One of the prefaces is signed by Alban Ceriser, the archivist and main secretary of the Editions Gallimard who - among others - wrote "Once Upon a Time there was… The Little Prince". While referring to the famous phrase "One sees clearly only with the heart, the essential is invisible to the eye", Cerisier states that St-Exupery "was a little wary of language, the source of so many misunderstandings" and that he entrusted his watercolors with "the task of relating his enigmatic encounter".
This edition is commented, page after page, with excerpts from the Bible.
This edition was published in Argentina. A Hungarian immigrant founded the Kárpát Editions in Buenos Aires in 1950. The publishing house lived essentially off donations before being transferred to Cleveland, OH - USA.
Much ink has been used to determine whether The Little Prince was a book for children, teenagers or adults. In 1950 already, publishing house Karl Rauch found it useful to mention the following on the book jacket: "This is not a book for children. It is a great poet's message which reveals the loneliness of the entire universe, a message through which it brings us closer to solving the great mysteries of this world."
Full version of The Little Prince adapted for both the blind and the sighted. It is one of the 14 copies in Spanish/American Braille script, grade 2, which was handmade by an inmate in a Buenos Aires province prison during the year 2009.
Some of Saint-Exupery's drawings were recreated in cloth or EVA foam rubber with relief, which allows "reading" by touching the illustrations. The book was also bound in the same prison using cardboard and waste materials.
The editor Javier Merás comments the project as follows:
"This project had ups and downs and demanded great patience. Every month, all the needed material was sent to the prison: pens, glue, thread, cardboard, sticky tape, cloth, color paper, etc. However, these items did not always reach their adressees because the inmates were frequently moved throughout the country from one penitentiary to another. This unfortunately did not help the continuity of the project either and several books remained unfinished. The Argentinian prison system is also not yet very keen on supporting these kind of long-term social reinsertion schemes."
"The extreme circumstances in which each of these Argentinian Little Princes saw the day of light make us the participants in a story of redemption. It is one of these stories that happen all the time but of which nobody ever hears about."
Limited edition of 50 copies with original drawings by Alicia Cuerva. The hand-painted hard covers were designed by Anna Nova and Wellington Melo on recycled cardboard purchased from cardboard collector Liga Cartonera. Grafic design by Patricia Cruz Lima for publisher Mariposa Cartonera in Recife, Brazil using the Absara font created by Xavier Dupré.

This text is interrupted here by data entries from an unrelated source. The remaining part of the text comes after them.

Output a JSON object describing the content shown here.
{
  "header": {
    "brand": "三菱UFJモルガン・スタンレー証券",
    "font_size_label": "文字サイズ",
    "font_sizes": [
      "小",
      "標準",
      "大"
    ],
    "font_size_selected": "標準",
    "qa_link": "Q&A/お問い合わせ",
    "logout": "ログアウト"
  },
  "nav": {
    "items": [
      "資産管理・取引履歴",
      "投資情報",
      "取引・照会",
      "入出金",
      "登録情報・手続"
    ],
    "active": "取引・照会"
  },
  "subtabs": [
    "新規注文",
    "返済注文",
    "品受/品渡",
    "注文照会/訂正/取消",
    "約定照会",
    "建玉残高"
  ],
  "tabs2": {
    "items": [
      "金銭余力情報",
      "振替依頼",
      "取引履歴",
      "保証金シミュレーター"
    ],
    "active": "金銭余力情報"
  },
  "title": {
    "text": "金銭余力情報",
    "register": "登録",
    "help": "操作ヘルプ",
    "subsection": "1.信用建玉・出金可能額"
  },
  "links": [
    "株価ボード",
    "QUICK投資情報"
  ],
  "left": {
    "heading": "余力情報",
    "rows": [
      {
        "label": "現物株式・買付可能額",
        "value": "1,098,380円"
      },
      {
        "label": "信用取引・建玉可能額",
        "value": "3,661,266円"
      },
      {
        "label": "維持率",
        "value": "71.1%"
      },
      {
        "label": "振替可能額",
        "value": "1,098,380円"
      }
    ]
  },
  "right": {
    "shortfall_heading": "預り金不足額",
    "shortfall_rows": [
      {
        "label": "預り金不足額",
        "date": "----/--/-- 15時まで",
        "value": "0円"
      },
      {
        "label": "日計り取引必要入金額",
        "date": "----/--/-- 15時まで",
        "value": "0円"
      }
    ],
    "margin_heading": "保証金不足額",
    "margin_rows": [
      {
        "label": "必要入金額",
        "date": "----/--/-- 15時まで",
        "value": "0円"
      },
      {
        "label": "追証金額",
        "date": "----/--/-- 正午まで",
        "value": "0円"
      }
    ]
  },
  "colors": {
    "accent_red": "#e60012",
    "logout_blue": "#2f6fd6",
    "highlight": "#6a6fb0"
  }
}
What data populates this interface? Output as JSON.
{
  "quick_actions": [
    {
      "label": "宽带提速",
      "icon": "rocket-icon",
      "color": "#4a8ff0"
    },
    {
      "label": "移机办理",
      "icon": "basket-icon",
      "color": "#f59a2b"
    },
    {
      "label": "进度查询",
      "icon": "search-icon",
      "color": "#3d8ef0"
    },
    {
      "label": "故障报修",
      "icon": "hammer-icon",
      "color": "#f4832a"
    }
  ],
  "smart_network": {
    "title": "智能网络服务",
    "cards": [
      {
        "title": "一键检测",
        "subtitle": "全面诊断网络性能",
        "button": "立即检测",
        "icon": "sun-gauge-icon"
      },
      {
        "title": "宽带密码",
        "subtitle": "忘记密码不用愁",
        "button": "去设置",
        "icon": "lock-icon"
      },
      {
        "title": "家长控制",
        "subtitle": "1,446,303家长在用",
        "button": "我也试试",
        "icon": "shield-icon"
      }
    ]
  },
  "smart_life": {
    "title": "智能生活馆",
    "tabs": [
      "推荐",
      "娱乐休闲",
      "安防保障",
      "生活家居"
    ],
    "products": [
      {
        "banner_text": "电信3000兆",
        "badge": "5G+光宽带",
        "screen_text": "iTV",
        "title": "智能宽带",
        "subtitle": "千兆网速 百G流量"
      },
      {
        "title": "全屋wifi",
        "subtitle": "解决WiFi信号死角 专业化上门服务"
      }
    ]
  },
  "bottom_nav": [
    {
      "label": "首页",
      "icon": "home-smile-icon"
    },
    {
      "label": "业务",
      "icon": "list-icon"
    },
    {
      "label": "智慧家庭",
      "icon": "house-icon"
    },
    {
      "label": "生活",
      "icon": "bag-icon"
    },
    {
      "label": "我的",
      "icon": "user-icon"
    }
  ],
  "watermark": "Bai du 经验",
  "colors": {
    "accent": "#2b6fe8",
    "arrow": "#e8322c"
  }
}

Because a picture says more than thousand words, St Ex decided to illustrate the Little Prince with his legendary watercolors. This edition brings together the artworks of several hundred different artists who all were inspired by the text of the Little Prince. www.invisibilealosojos.com.
This book (first edition, fifth printing) has two inscriptions. The first is from 1947. The second is dated from 4 September 1959 at the end of the Cuban revolution. This inscription is from Che Guevara for his friend Pancho Gamin and it reads:"A través de tantos años de lucha, a mi amigo Pancho Gamin" ("To my friend Pancho Gamin, after so many years of fighting").
This 1969 edition was given to me in 1970 by Jean-Claude Rossier a professor at Maya-Joie (a mountain boarding school where I spent part of my youth). It was my first Little Prince. A year later Jean-Claude Rossier entered the Congregation of Canons of the Great Saint Bernard and he was ordained a priest in 1977. He joined the Little Prince in the stars at the end of 2015.